▶ _What to do_
Write out the records that follow exactly. Do not include pictures.

▶ _Material shown_
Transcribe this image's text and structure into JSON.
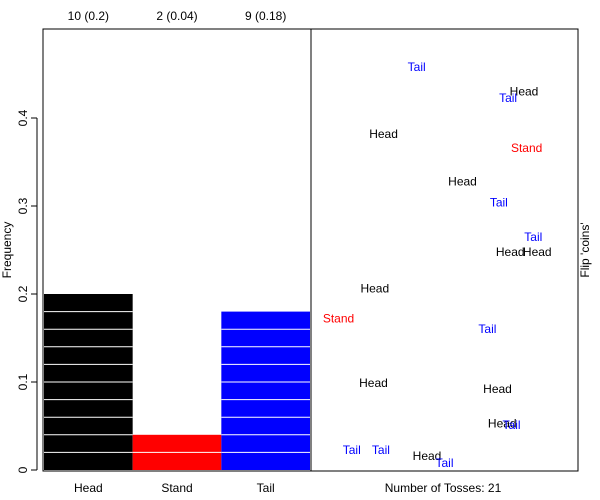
{
  "chart_data": {
    "type": "bar",
    "categories": [
      "Head",
      "Stand",
      "Tail"
    ],
    "counts": [
      10,
      2,
      9
    ],
    "values": [
      0.2,
      0.04,
      0.18
    ],
    "top_labels": [
      "10 (0.2)",
      "2 (0.04)",
      "9 (0.18)"
    ],
    "colors": [
      "#000000",
      "#ff0000",
      "#0000ff"
    ],
    "ylabel": "Frequency",
    "yticks": [
      0,
      0.1,
      0.2,
      0.3,
      0.4
    ],
    "ylim": [
      0,
      0.5
    ],
    "grid": false,
    "right_panel": {
      "title": "Flip 'coins'",
      "footer": "Number of Tosses: 21",
      "tosses": [
        {
          "label": "Tail",
          "color": "#0000ff",
          "x": 0.395,
          "y": 0.458
        },
        {
          "label": "Head",
          "color": "#000000",
          "x": 0.8,
          "y": 0.43
        },
        {
          "label": "Tail",
          "color": "#0000ff",
          "x": 0.74,
          "y": 0.423
        },
        {
          "label": "Head",
          "color": "#000000",
          "x": 0.27,
          "y": 0.382
        },
        {
          "label": "Stand",
          "color": "#ff0000",
          "x": 0.81,
          "y": 0.366
        },
        {
          "label": "Head",
          "color": "#000000",
          "x": 0.568,
          "y": 0.328
        },
        {
          "label": "Tail",
          "color": "#0000ff",
          "x": 0.705,
          "y": 0.304
        },
        {
          "label": "Tail",
          "color": "#0000ff",
          "x": 0.835,
          "y": 0.265
        },
        {
          "label": "Head",
          "color": "#000000",
          "x": 0.748,
          "y": 0.248
        },
        {
          "label": "Head",
          "color": "#000000",
          "x": 0.85,
          "y": 0.248
        },
        {
          "label": "Head",
          "color": "#000000",
          "x": 0.237,
          "y": 0.206
        },
        {
          "label": "Stand",
          "color": "#ff0000",
          "x": 0.1,
          "y": 0.172
        },
        {
          "label": "Tail",
          "color": "#0000ff",
          "x": 0.662,
          "y": 0.16
        },
        {
          "label": "Head",
          "color": "#000000",
          "x": 0.232,
          "y": 0.099
        },
        {
          "label": "Head",
          "color": "#000000",
          "x": 0.7,
          "y": 0.092
        },
        {
          "label": "Head",
          "color": "#000000",
          "x": 0.718,
          "y": 0.053
        },
        {
          "label": "Tail",
          "color": "#0000ff",
          "x": 0.753,
          "y": 0.051
        },
        {
          "label": "Tail",
          "color": "#0000ff",
          "x": 0.15,
          "y": 0.023
        },
        {
          "label": "Tail",
          "color": "#0000ff",
          "x": 0.26,
          "y": 0.023
        },
        {
          "label": "Head",
          "color": "#000000",
          "x": 0.434,
          "y": 0.016
        },
        {
          "label": "Tail",
          "color": "#0000ff",
          "x": 0.5,
          "y": 0.008
        }
      ]
    }
  }
}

▶ _Output for this exercise_
Transcribe this image's text and structure into JSON.
{
  "chart_data": {
    "type": "bar",
    "categories": [
      "Head",
      "Stand",
      "Tail"
    ],
    "counts": [
      10,
      2,
      9
    ],
    "values": [
      0.2,
      0.04,
      0.18
    ],
    "top_labels": [
      "10 (0.2)",
      "2 (0.04)",
      "9 (0.18)"
    ],
    "colors": [
      "#000000",
      "#ff0000",
      "#0000ff"
    ],
    "ylabel": "Frequency",
    "yticks": [
      0,
      0.1,
      0.2,
      0.3,
      0.4
    ],
    "ylim": [
      0,
      0.5
    ],
    "grid": false,
    "right_panel": {
      "title": "Flip 'coins'",
      "footer": "Number of Tosses: 21",
      "tosses": [
        {
          "label": "Tail",
          "color": "#0000ff",
          "x": 0.395,
          "y": 0.458
        },
        {
          "label": "Head",
          "color": "#000000",
          "x": 0.8,
          "y": 0.43
        },
        {
          "label": "Tail",
          "color": "#0000ff",
          "x": 0.74,
          "y": 0.423
        },
        {
          "label": "Head",
          "color": "#000000",
          "x": 0.27,
          "y": 0.382
        },
        {
          "label": "Stand",
          "color": "#ff0000",
          "x": 0.81,
          "y": 0.366
        },
        {
          "label": "Head",
          "color": "#000000",
          "x": 0.568,
          "y": 0.328
        },
        {
          "label": "Tail",
          "color": "#0000ff",
          "x": 0.705,
          "y": 0.304
        },
        {
          "label": "Tail",
          "color": "#0000ff",
          "x": 0.835,
          "y": 0.265
        },
        {
          "label": "Head",
          "color": "#000000",
          "x": 0.748,
          "y": 0.248
        },
        {
          "label": "Head",
          "color": "#000000",
          "x": 0.85,
          "y": 0.248
        },
        {
          "label": "Head",
          "color": "#000000",
          "x": 0.237,
          "y": 0.206
        },
        {
          "label": "Stand",
          "color": "#ff0000",
          "x": 0.1,
          "y": 0.172
        },
        {
          "label": "Tail",
          "color": "#0000ff",
          "x": 0.662,
          "y": 0.16
        },
        {
          "label": "Head",
          "color": "#000000",
          "x": 0.232,
          "y": 0.099
        },
        {
          "label": "Head",
          "color": "#000000",
          "x": 0.7,
          "y": 0.092
        },
        {
          "label": "Head",
          "color": "#000000",
          "x": 0.718,
          "y": 0.053
        },
        {
          "label": "Tail",
          "color": "#0000ff",
          "x": 0.753,
          "y": 0.051
        },
        {
          "label": "Tail",
          "color": "#0000ff",
          "x": 0.15,
          "y": 0.023
        },
        {
          "label": "Tail",
          "color": "#0000ff",
          "x": 0.26,
          "y": 0.023
        },
        {
          "label": "Head",
          "color": "#000000",
          "x": 0.434,
          "y": 0.016
        },
        {
          "label": "Tail",
          "color": "#0000ff",
          "x": 0.5,
          "y": 0.008
        }
      ]
    }
  }
}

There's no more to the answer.